[Stored records]
--------------------

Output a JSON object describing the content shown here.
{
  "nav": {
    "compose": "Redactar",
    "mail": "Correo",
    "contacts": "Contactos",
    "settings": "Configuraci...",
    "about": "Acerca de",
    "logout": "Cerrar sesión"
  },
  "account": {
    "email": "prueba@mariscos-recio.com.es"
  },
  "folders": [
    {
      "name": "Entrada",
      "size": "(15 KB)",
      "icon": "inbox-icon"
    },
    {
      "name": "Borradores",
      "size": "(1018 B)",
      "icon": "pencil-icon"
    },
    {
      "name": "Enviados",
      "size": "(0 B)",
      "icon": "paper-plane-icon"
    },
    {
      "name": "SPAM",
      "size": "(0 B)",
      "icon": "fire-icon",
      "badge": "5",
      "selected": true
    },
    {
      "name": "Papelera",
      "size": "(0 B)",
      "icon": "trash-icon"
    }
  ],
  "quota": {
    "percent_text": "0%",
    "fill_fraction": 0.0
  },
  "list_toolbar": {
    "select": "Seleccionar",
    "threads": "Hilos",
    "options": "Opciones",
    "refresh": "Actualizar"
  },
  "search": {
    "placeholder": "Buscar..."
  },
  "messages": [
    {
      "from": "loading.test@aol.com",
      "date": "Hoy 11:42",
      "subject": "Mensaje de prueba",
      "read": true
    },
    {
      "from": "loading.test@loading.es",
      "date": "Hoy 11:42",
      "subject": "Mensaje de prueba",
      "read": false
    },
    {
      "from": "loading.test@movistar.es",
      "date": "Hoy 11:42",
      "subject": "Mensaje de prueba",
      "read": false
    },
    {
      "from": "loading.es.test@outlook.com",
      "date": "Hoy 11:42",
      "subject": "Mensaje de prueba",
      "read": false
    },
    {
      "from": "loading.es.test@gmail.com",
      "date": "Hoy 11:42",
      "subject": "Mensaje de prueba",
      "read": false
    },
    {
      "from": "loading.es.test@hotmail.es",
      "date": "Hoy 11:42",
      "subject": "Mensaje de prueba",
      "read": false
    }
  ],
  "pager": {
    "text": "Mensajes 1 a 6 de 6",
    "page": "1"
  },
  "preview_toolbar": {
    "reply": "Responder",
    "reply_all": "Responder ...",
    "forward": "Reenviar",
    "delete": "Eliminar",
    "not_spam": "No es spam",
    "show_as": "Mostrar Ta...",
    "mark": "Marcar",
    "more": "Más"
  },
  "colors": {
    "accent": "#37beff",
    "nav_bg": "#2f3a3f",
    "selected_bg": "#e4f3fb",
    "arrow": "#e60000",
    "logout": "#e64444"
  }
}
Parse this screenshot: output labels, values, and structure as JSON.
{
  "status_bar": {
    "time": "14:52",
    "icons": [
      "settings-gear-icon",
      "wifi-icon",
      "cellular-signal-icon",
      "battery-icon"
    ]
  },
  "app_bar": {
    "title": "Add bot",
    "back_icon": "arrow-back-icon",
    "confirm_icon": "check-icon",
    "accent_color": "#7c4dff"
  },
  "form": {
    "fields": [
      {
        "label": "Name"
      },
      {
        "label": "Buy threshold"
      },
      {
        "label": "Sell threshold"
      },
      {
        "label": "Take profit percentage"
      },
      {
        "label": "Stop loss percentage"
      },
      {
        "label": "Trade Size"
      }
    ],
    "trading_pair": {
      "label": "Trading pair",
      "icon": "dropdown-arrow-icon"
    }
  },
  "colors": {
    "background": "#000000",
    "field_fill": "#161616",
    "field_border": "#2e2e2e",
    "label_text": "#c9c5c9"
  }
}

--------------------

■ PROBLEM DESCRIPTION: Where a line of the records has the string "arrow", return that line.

■ THE ANSWER:
    "arrow": "#e60000",
    "back_icon": "arrow-back-icon",
      "icon": "dropdown-arrow-icon"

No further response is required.